course
MESM02 20182
year
type
H2 - Master's Degree (Two Years)
subject
keywords
biosphere integrity, climate change, difference, hydrology, sustainability science, transicones
publication/series
Masters Thesis Series in Environmental Studies and Sustainability Science
report number
2018:029
language
English
id
8962245
date added to LUP
2018-10-24 11:14:08
date last changed
2018-11-05 13:00:29
@misc{8962245,

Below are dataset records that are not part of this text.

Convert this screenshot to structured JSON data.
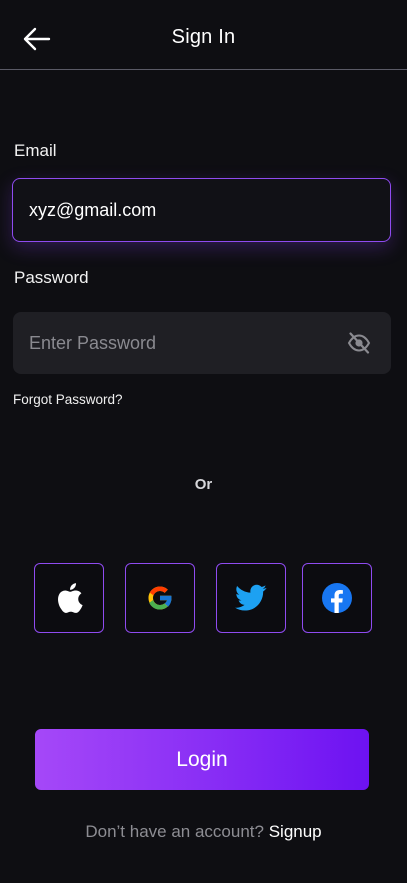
{
  "header": {
    "title": "Sign In",
    "back_icon": "arrow-left-icon"
  },
  "form": {
    "email_label": "Email",
    "email_value": "xyz@gmail.com",
    "password_label": "Password",
    "password_placeholder": "Enter Password",
    "password_toggle_icon": "eye-off-icon",
    "forgot_label": "Forgot Password?"
  },
  "divider": {
    "text": "Or"
  },
  "social": [
    {
      "name": "apple",
      "icon": "apple-icon",
      "color": "#ffffff"
    },
    {
      "name": "google",
      "icon": "google-icon",
      "colors": [
        "#4285F4",
        "#EA4335",
        "#FBBC05",
        "#34A853"
      ]
    },
    {
      "name": "twitter",
      "icon": "twitter-icon",
      "color": "#1DA1F2"
    },
    {
      "name": "facebook",
      "icon": "facebook-icon",
      "color": "#1877F2"
    }
  ],
  "login": {
    "label": "Login"
  },
  "signup": {
    "prompt": "Don’t have an account?",
    "link": "Signup"
  },
  "colors": {
    "background": "#0e0e12",
    "accent": "#8f4bf0",
    "button_gradient_start": "#a548f8",
    "button_gradient_end": "#6d12f2"
  }
}
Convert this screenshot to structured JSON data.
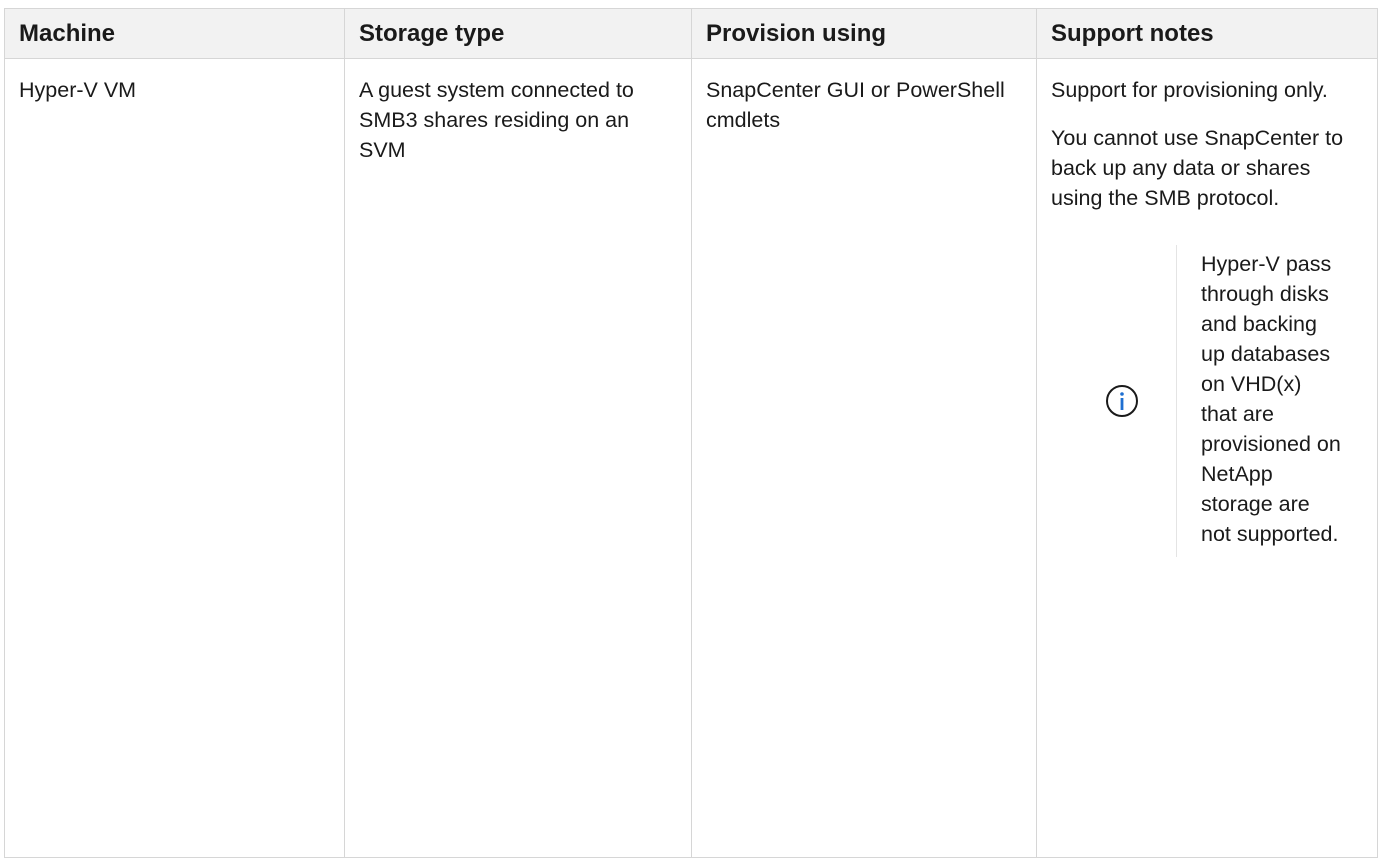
{
  "table": {
    "headers": [
      "Machine",
      "Storage type",
      "Provision using",
      "Support notes"
    ],
    "row": {
      "machine": "Hyper-V VM",
      "storage_type": "A guest system connected to SMB3 shares residing on an SVM",
      "provision_using": "SnapCenter GUI or PowerShell cmdlets",
      "support_notes": {
        "paragraphs": [
          "Support for provisioning only.",
          "You cannot use SnapCenter to back up any data or shares using the SMB protocol."
        ],
        "note": {
          "icon": "info-icon",
          "text": "Hyper-V pass through disks and backing up databases on VHD(x) that are provisioned on NetApp storage are not supported."
        }
      }
    }
  },
  "colors": {
    "header_background": "#f2f2f2",
    "border": "#d6d6d6",
    "text": "#1a1a1a",
    "icon": "#1a1a1a"
  }
}
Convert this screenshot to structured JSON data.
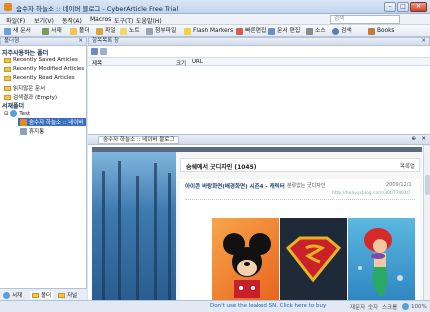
{
  "window": {
    "title": "숨수자 하늘소 :: 네이버 블로그 - CyberArticle Free Trial",
    "min": "–",
    "max": "□",
    "close": "✕"
  },
  "menubar": {
    "items": [
      "파일(F)",
      "보기(V)",
      "동작(A)",
      "Macros",
      "도구(T)",
      "도움말(H)"
    ],
    "search_placeholder": "검색"
  },
  "toolbar": {
    "items": [
      "새 문서",
      "서재",
      "폴더",
      "파일",
      "노트",
      "첨부파일",
      "Flash Markers",
      "빠른편집",
      "문서 편집",
      "소스",
      "검색",
      "Books"
    ]
  },
  "sidebar": {
    "header": "폴더형",
    "fav_title": "자주사용하는 폴더",
    "fav_items": [
      "Recently Saved Articles",
      "Recently Modified Articles",
      "Recently Read Articles",
      "읽지않은 문서",
      "검색결과 (Empty)"
    ],
    "folder_title": "서재폴더",
    "tree": {
      "root": "Test",
      "selected": "숨수자 하늘소 :: 네이버",
      "child2": "휴지통"
    },
    "tabs": [
      "서재",
      "폴더",
      "저널"
    ]
  },
  "list": {
    "header": "항목목록 창",
    "columns": [
      "제목",
      "크기",
      "URL"
    ]
  },
  "detail": {
    "tab_title": "숨수자 하늘소 :: 네이버 블로그",
    "blog_title": "숨쉐에서 굿디자인 (1045)",
    "blog_right": "목록열",
    "post_title": "아이콘 바탕화면(배경화면) 시즌4 - 캐릭터",
    "post_category": "분류없는 굿디자인",
    "post_date": "2009/12/1",
    "post_url": "http://heavysblog.com/300774010"
  },
  "status": {
    "warning": "Don't use the leaked SN. Click here to buy",
    "a": "재문자",
    "b": "숫자",
    "c": "스크롤",
    "zoom": "100%"
  },
  "colors": {
    "accent": "#1b5fc0",
    "sidebar_bg": "#ffffff",
    "chrome": "#dfe6f0"
  }
}
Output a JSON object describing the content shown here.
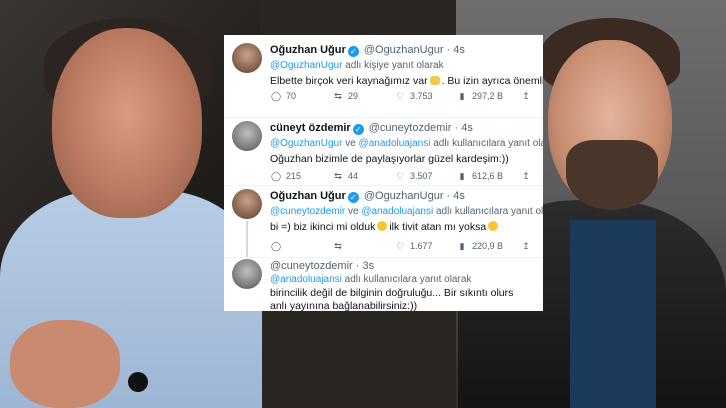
{
  "tweets": [
    {
      "name": "Oğuzhan Uğur",
      "handle": "@OguzhanUgur",
      "time": "4s",
      "reply_to": [
        "@OguzhanUgur"
      ],
      "reply_suffix": "adlı kişiye yanıt olarak",
      "text_before": "Elbette birçok veri kaynağımız var",
      "text_after": ". Bu izin ayrıca önemliydi.",
      "stats": {
        "replies": "70",
        "retweets": "29",
        "likes": "3.753",
        "views": "297,2 B"
      }
    },
    {
      "name": "cüneyt özdemir",
      "handle": "@cuneytozdemir",
      "time": "4s",
      "reply_to": [
        "@OguzhanUgur",
        "@anadoluajansi"
      ],
      "reply_join": "ve",
      "reply_suffix": "adlı kullanıcılara yanıt olarak",
      "text": "Oğuzhan bizimle de paylaşıyorlar güzel kardeşim:))",
      "stats": {
        "replies": "215",
        "retweets": "44",
        "likes": "3.507",
        "views": "612,6 B"
      }
    },
    {
      "name": "Oğuzhan Uğur",
      "handle": "@OguzhanUgur",
      "time": "4s",
      "reply_to": [
        "@cuneytozdemir",
        "@anadoluajansi"
      ],
      "reply_join": "ve",
      "reply_suffix": "adlı kullanıcılara yanıt olarak",
      "text_before": "bi =) biz ikinci mi olduk",
      "text_after": "ilk tivit atan mı yoksa",
      "stats": {
        "replies": "",
        "retweets": "",
        "likes": "1.677",
        "views": "220,9 B"
      }
    },
    {
      "name": "",
      "handle": "@cuneytozdemir",
      "time": "3s",
      "reply_to": [
        "@anadoluajansi"
      ],
      "reply_suffix": "adlı kullanıcılara yanıt olarak",
      "text_line1": "birincilik değil de bilginin doğruluğu... Bir sıkıntı olurs",
      "text_line2": "anlı yayınına bağlanabilirsiniz:))"
    }
  ],
  "icons": {
    "reply": "speech-bubble",
    "retweet": "retweet-arrows",
    "like": "heart",
    "views": "bar-chart",
    "share": "upload-arrow",
    "verified": "verified-badge"
  },
  "colors": {
    "link": "#1d9bf0",
    "text": "#0f1419",
    "muted": "#536471"
  }
}
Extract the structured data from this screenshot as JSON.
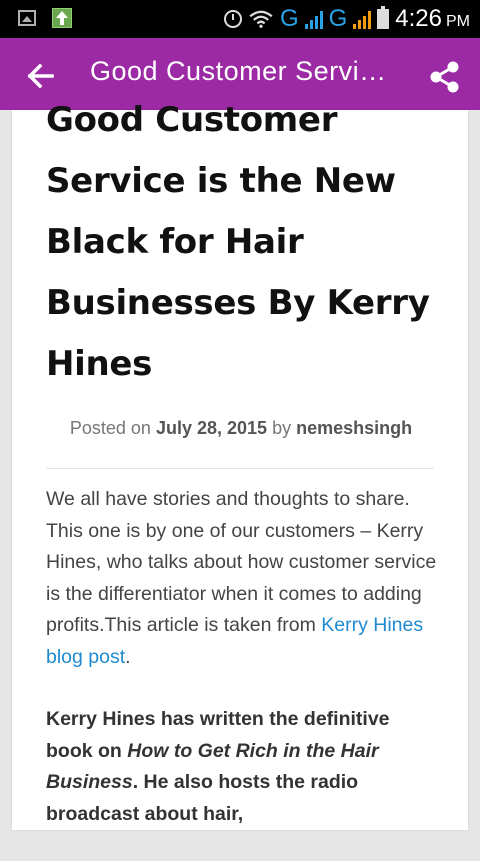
{
  "status_bar": {
    "time": "4:26",
    "ampm": "PM",
    "network_1": "G",
    "network_2": "G",
    "icons": [
      "image-icon",
      "upload-icon",
      "alarm-icon",
      "wifi-icon",
      "signal-icon",
      "battery-icon"
    ]
  },
  "toolbar": {
    "title": "Good Customer Servi…",
    "back_icon": "arrow-left-icon",
    "share_icon": "share-icon",
    "color": "#9c2aa5"
  },
  "post": {
    "title": "Good Customer Service is the New Black for Hair Businesses By Kerry Hines",
    "meta": {
      "posted_on": "Posted on",
      "date": "July 28, 2015",
      "by": "by",
      "author": "nemeshsingh"
    },
    "paragraph_1": {
      "text": "We all have stories and thoughts to share. This one is by one of our customers – Kerry Hines, who talks about how customer service is the differentiator when it comes to adding profits.This article is taken from ",
      "link_text": "Kerry Hines blog post",
      "after_link": "."
    },
    "paragraph_2": {
      "bold_start": "Kerry Hines has written the definitive book on ",
      "book_title": "How to Get Rich in the Hair Business",
      "bold_end": ".  He also hosts the radio broadcast about hair,"
    }
  },
  "colors": {
    "link": "#1e8bd0",
    "accent": "#9c2aa5"
  }
}
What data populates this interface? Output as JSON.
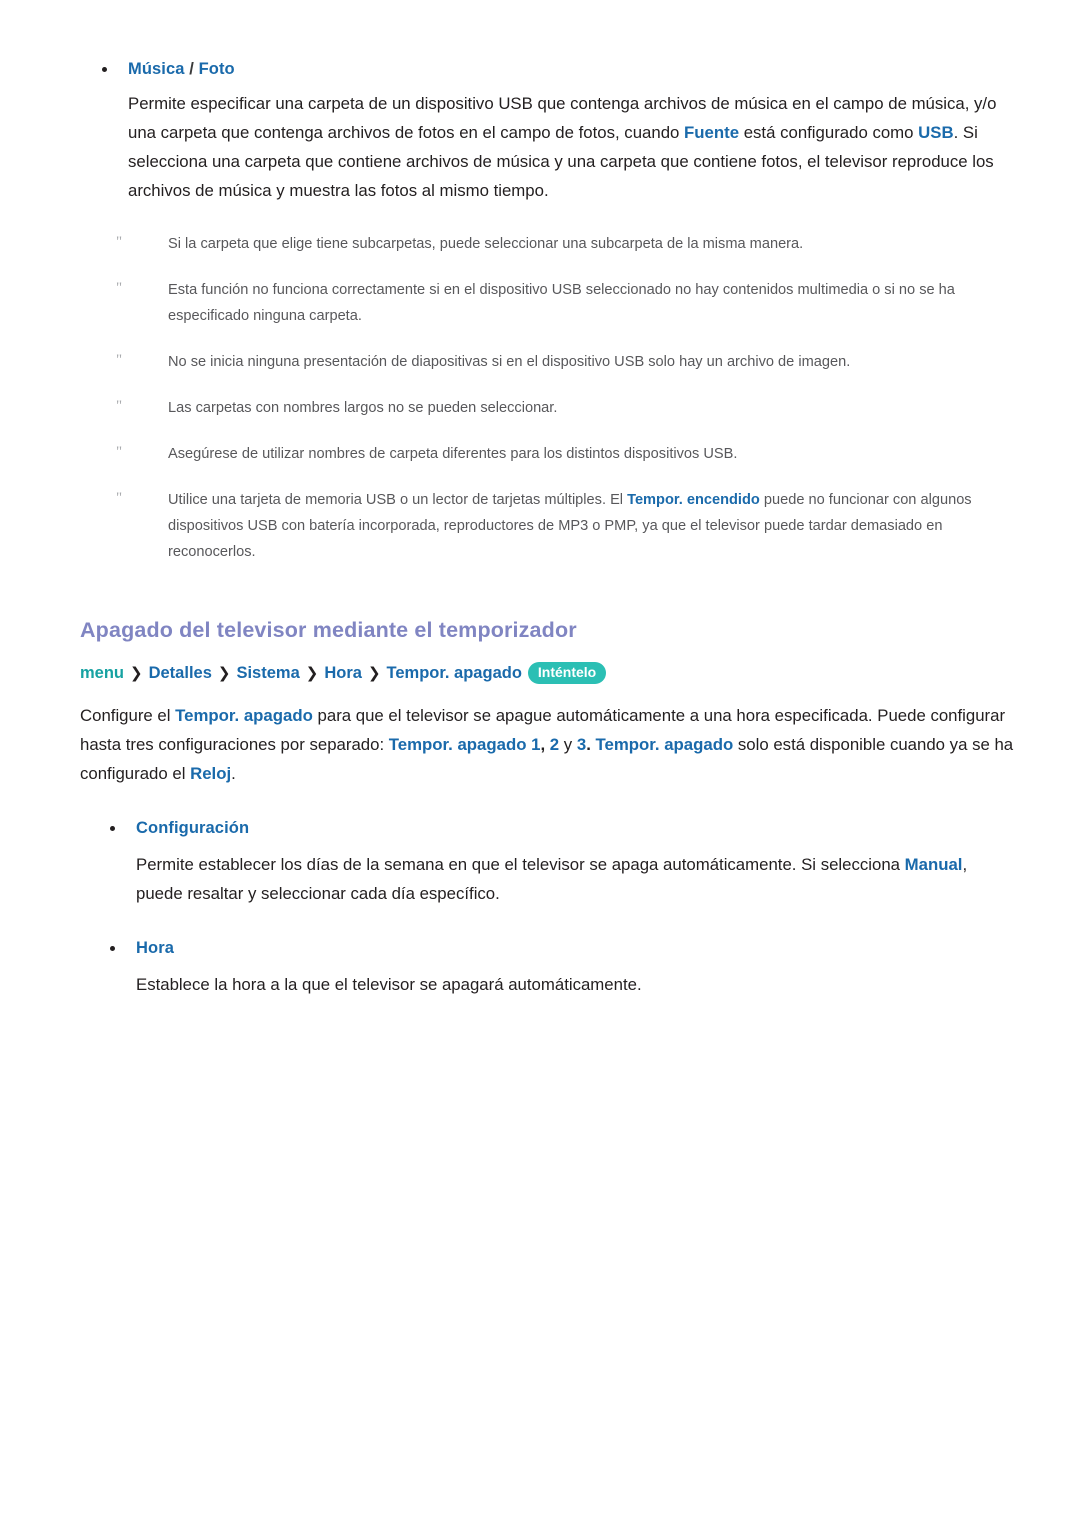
{
  "sections": {
    "music_photo": {
      "bullet_title_parts": {
        "first": "Música",
        "separator": " / ",
        "second": "Foto"
      },
      "paragraph": {
        "t1": "Permite especificar una carpeta de un dispositivo USB que contenga archivos de música en el campo de música, y/o una carpeta que contenga archivos de fotos en el campo de fotos, cuando ",
        "a1": "Fuente",
        "t2": " está configurado como ",
        "a2": "USB",
        "t3": ". Si selecciona una carpeta que contiene archivos de música y una carpeta que contiene fotos, el televisor reproduce los archivos de música y muestra las fotos al mismo tiempo."
      },
      "notes": [
        {
          "marker": "\"",
          "t1": "Si la carpeta que elige tiene subcarpetas, puede seleccionar una subcarpeta de la misma manera.",
          "a1": "",
          "t2": ""
        },
        {
          "marker": "\"",
          "t1": "Esta función no funciona correctamente si en el dispositivo USB seleccionado no hay contenidos multimedia o si no se ha especificado ninguna carpeta.",
          "a1": "",
          "t2": ""
        },
        {
          "marker": "\"",
          "t1": "No se inicia ninguna presentación de diapositivas si en el dispositivo USB solo hay un archivo de imagen.",
          "a1": "",
          "t2": ""
        },
        {
          "marker": "\"",
          "t1": "Las carpetas con nombres largos no se pueden seleccionar.",
          "a1": "",
          "t2": ""
        },
        {
          "marker": "\"",
          "t1": "Asegúrese de utilizar nombres de carpeta diferentes para los distintos dispositivos USB.",
          "a1": "",
          "t2": ""
        },
        {
          "marker": "\"",
          "t1": "Utilice una tarjeta de memoria USB o un lector de tarjetas múltiples. El ",
          "a1": "Tempor. encendido",
          "t2": " puede no funcionar con algunos dispositivos USB con batería incorporada, reproductores de MP3 o PMP, ya que el televisor puede tardar demasiado en reconocerlos."
        }
      ]
    },
    "sleep_timer": {
      "heading": "Apagado del televisor mediante el temporizador",
      "breadcrumb": {
        "root": "menu",
        "chevron": "❯",
        "items": [
          "Detalles",
          "Sistema",
          "Hora",
          "Tempor. apagado"
        ],
        "try_label": "Inténtelo"
      },
      "paragraph": {
        "t1": "Configure el ",
        "a1": "Tempor. apagado",
        "t2": " para que el televisor se apague automáticamente a una hora especificada. Puede configurar hasta tres configuraciones por separado: ",
        "a2": "Tempor. apagado 1",
        "t3": ", ",
        "a3": "2",
        "t4": " y ",
        "a4": "3",
        "t5": ". ",
        "a5": "Tempor. apagado",
        "t6": " solo está disponible cuando ya se ha configurado el ",
        "a6": "Reloj",
        "t7": "."
      },
      "sub_blocks": [
        {
          "title": "Configuración",
          "t1": "Permite establecer los días de la semana en que el televisor se apaga automáticamente. Si selecciona ",
          "a1": "Manual",
          "t2": ", puede resaltar y seleccionar cada día específico."
        },
        {
          "title": "Hora",
          "t1": "Establece la hora a la que el televisor se apagará automáticamente.",
          "a1": "",
          "t2": ""
        }
      ]
    }
  },
  "colors": {
    "accent_blue": "#1a6aab",
    "heading_purple": "#8085c2",
    "teal": "#17a2a2",
    "pill_teal": "#2bbfb4",
    "body": "#231f20",
    "note_gray": "#58585b",
    "ditto_gray": "#a7a9ac"
  }
}
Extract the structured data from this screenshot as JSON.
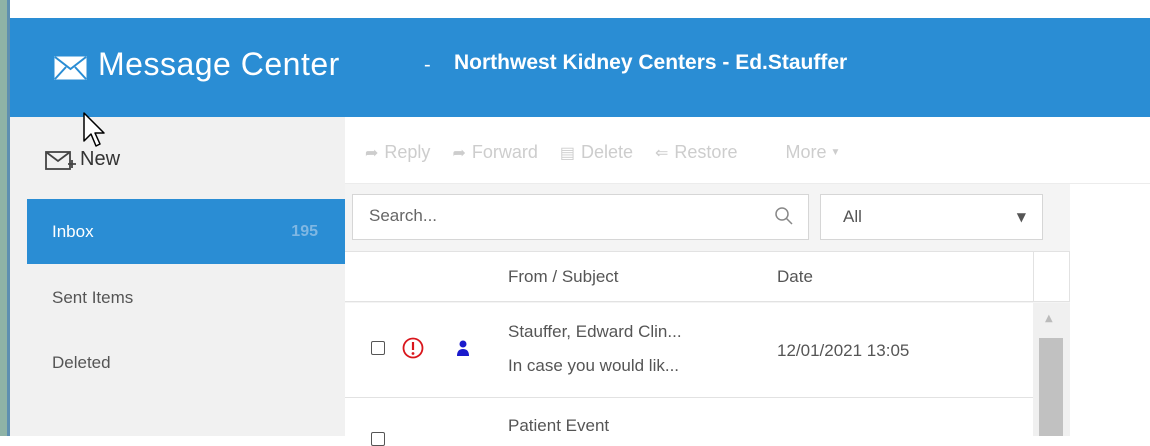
{
  "header": {
    "title": "Message Center",
    "separator": "-",
    "subtitle": "Northwest Kidney Centers - Ed.Stauffer",
    "icon": "envelope-icon",
    "color": "#2a8dd4"
  },
  "sidebar": {
    "new_label": "New",
    "items": [
      {
        "label": "Inbox",
        "count": "195",
        "active": true
      },
      {
        "label": "Sent Items"
      },
      {
        "label": "Deleted"
      }
    ]
  },
  "toolbar": {
    "reply": "Reply",
    "forward": "Forward",
    "delete": "Delete",
    "restore": "Restore",
    "more": "More"
  },
  "search": {
    "placeholder": "Search..."
  },
  "filter": {
    "value": "All"
  },
  "list": {
    "columns": {
      "from": "From / Subject",
      "date": "Date"
    },
    "rows": [
      {
        "from": "Stauffer, Edward Clin...",
        "subject": "In case you would lik...",
        "date": "12/01/2021 13:05",
        "urgent": true
      },
      {
        "from": "Patient Event",
        "subject": "",
        "date": ""
      }
    ]
  }
}
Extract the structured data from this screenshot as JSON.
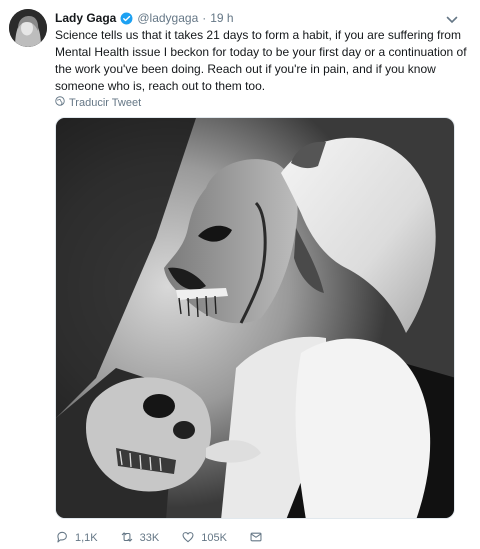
{
  "tweet": {
    "display_name": "Lady Gaga",
    "handle": "@ladygaga",
    "separator": "·",
    "time": "19 h",
    "text_lines": [
      "Science tells us that it takes 21 days to form a habit, if you are suffering from",
      "Mental Health issue I beckon for today to be your first day or a continuation of",
      "the work you've been doing. Reach out if you're in pain, and if you know",
      "someone who is, reach out to them too."
    ],
    "translate_label": "Traducir Tweet"
  },
  "actions": {
    "reply_count": "1,1K",
    "retweet_count": "33K",
    "like_count": "105K"
  },
  "colors": {
    "verified_blue": "#1da1f2",
    "secondary_text": "#657786"
  },
  "icons": [
    "verified-icon",
    "chevron-down-icon",
    "globe-icon",
    "reply-icon",
    "retweet-icon",
    "like-icon",
    "message-icon"
  ]
}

  abstract     = {My work discusses how Gibe III is a Sustainable Development but is not sustainable. Along the river Omo are tribes and, unlike Gibe III which utilizes instrumental rationality to harness the flow of the River Omo for the production of hydroelectricity, they plant crops after the flow from the hydrological cycle floods the riverbanks with water and nutrients. I simplified Hägerstrand’s (2001) System of Nested Domains into three levels: the local, meso-level, and landscape. Using the nested domains, I outline part of a vast interconnected web between the multinational institutions in the Lower Omo. In the meso-level, by combing Arturo Escobar’s (2015 (a)) writing of a One World World with Erik Swyngedouw’s (2004) description of Glob/calization, I describe the prolongation of a dominant image of thought which extends into the multitude of worlds on Earth. The localization of a global network of institutes impedes the flow of the river and, in turn, uses the water in the local river to transmit hydroelectricity into the Eastern Africa Power Pool. Gibe III - by impeding the flow of the river Omo - generates hydroelectricity through glob/calization. Gibe III lowering the water level of the river causes a change to the environmental conditions downstream. In the local level, I use a hydrosocial perspective to frame how Flood Retreat Agriculture (FRA) is a dimension of the Omo and different to Gibe III. On the one hand is a hydrological cycle that annually floods a river and deposits nutrients into the river banks and, on the other, Gibe III utilizes the river to generate hydroelectricity. FRA occurs in tandem with the hydrological cycle and Gibe III exports hydroelectricity and redirects water to industrial scale agriculture. As the tribes have lived in the Lower Omo for thousands of years, Sustainability has persisted through the changes of climate in the Lower Omo and does not hide behind a false sense of power generated through a hydropower dam. To transmit how the tribes are a model for sustainability in the Omo I restate the aim of the Transicones to convey how the tribes return to the river for FRA at the same time as the repetition of annual flood in the River Omo. In the Lower Omo, Sustainability is observed through the hydrological cycle of the Omo-Gibe River Basin by the repetition of FRA with the annual flood of the River Omo.},
  author       = {Merrick, Benjamin},
  keyword      = {biosphere integrity,climate change,difference,hydrology,sustainability science,transicones},
  language     = {eng},
  note         = {Student Paper},
  series       = {Masters Thesis Series in Environmental Studies and Sustainability Science},
  title        = {The power of hydrology in the Omo-Gibe River Basin : Gibe III and flood retreat agriculture on the river omo},
  year         = {2018},
}